Deanna L. Kelly, PharmD, BCPP
In late March 2017, the National Council for Behavioral Health’s Medical Director Institute released a White Paper with recommendations to ensure there is an adequate psychiatric workforce of providers to care for patients with mental illness in the US. This comes at a time when we face a growing shortage of psychiatrists to treat all people who need behavioral health care. The Medical Director Institute and this project was led by Joe Parks, M.D., Medical Director at the National Council for Behavioral Health, Chair of the Institute, and Patrick Runnels, MD, Medical Director at the Centers for Families and Children and Co-Chair of the Institute. Howard Liu, MD, University of Nebraska Medical Center and Adam Biuckians, MD, Community Services Group served as co-leaders of the expert panel.

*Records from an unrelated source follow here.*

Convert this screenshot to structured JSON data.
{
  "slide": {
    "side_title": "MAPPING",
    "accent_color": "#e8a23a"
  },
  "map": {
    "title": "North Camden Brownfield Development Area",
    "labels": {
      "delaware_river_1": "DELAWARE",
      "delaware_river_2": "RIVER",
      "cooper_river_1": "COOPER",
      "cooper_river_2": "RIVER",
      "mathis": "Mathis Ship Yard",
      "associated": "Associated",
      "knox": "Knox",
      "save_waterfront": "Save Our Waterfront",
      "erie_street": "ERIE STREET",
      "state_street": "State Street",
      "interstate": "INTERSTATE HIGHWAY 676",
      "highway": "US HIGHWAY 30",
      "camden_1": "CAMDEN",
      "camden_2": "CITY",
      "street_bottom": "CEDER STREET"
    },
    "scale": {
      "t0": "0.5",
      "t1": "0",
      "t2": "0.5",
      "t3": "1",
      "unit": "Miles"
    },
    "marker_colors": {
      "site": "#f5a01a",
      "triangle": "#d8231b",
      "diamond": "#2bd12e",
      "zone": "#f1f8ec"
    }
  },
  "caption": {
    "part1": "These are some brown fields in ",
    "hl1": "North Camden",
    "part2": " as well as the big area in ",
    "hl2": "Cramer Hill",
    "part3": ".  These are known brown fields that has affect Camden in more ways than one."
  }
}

The Medical Director Institute completed an environmental scan suggesting that 77% of counties in the US are underserved and 55% of states have a serious shortage of child and adolescent psychiatrists. Additionally, they noted that 40% of the psychiatrist workforce are exclusively cash-only practices leading to a serious shortage of providers for the majority of patients with mental health needs in the public sector. The paper pointed out that if nothing is done to change these gaps, the demand for psychiatrists will be 25% higher than the supply by 2025.
The report this group put forward was entitled, The Psychiatric Shortage: Causes and Solutions, and it comes at a critical time when clinical appointments are difficult to schedule, wait times are long, reimbursement models are antiquated, and government regulations challenge all. Furthermore existing mental health care services face potential cuts and slowed progress in the years to come. The workgroup assisting with the report was an expert panel comprising a diverse group of practitioners, administrators, researchers, policymakers, advocates, payers, and educators. The discussion involved a two day meeting with presentations, discussion, brainstorming and vetting. Each attendee provided literature and research from their area of expertise for review, as well as their unique perspectives to the challenging psychiatry shortage. CPNP was represented by Jennifer Zacher, PharmD, BCPP, Assistant Chief Consultant, Veteran’s Affairs Pharmacy Benefits Management Service in Chicago, IL. Dr. Zacher assisted with review of content, presentations and the final document along with CPNP Board of Directors
The Institute recommended a comprehensive approach with actionable items. The recommendations were directed at a variety of stakeholders including the Centers for Medicaid and Medicare Services (CMS); the National Association of Medicaid Directors (NAMD); the Substance Abuse and Mental Health Services Administration (SAMHSA); professional membership organizations for psychiatrists, nurse practitioners, physician assistants and pharmacists; health care provider organizations; payers; advocacy organizations and consumer organizations. Generally some of the recommendations included expanding the workforce that provides psychiatric services, increasing telepsychiatry for those in rural areas, implementing innovative models of integrated health care delivery, training residents, and adopting novel and effective payment structures.
Expansion of the workforce specifically focused on increasing the number, distribution, and population served by current psychiatrists but also called out expanding the use of advanced practice registered nurses (APRNs), psychiatric physician assistants (PA), and board certified psychiatric pharmacists (BCPPs). The recommendations called for delivering innovative models of integrated care in more settings. The report proposes that the efficient use of other providers such as BCPPs would draw on unique skills that can complement the team-based approach particularly for patients with complex comorbid and behavioral health issues.
In addition, calls to action were issued to a variety of other stakeholders and organizations encouraging them to play a role in the addressing the shortage. These calls to action target the removal of barriers such as state and federal law that restricts other providers such as BCPPs from providing psychiatric care consistent with their education and experience. Services such as initial assessments and routine follow-up visits were suggested as tasks that should be performed by providers other than psychiatrists. CPNP and other organizations were challenged to encourage all members to organize practices and work routines to increase interactions with other medical professionals in the interest of collaborative care. In addition, organizations were encouraged to create more tracks and rotations that allow PGY2 residents to provide services to Health Professional Shortage Areas (HPSA) and public psychiatry settings.
Since the report, CPNP has been involved with follow-up conversations with National Council through an invitation to participate in a Twitter Chat cosponsored with the APA and through other exploratory meetings. We applaud the efforts of the National Council and CPNP is prepared to help improve care for our patients and play a critical role in the impending psychiatric shortage.
If you would like more information on the National Council for Behavioral Health visit www.TheNationalCouncil.org. This organization is a unifying voice of America’s mental health and addictions treatment organizations.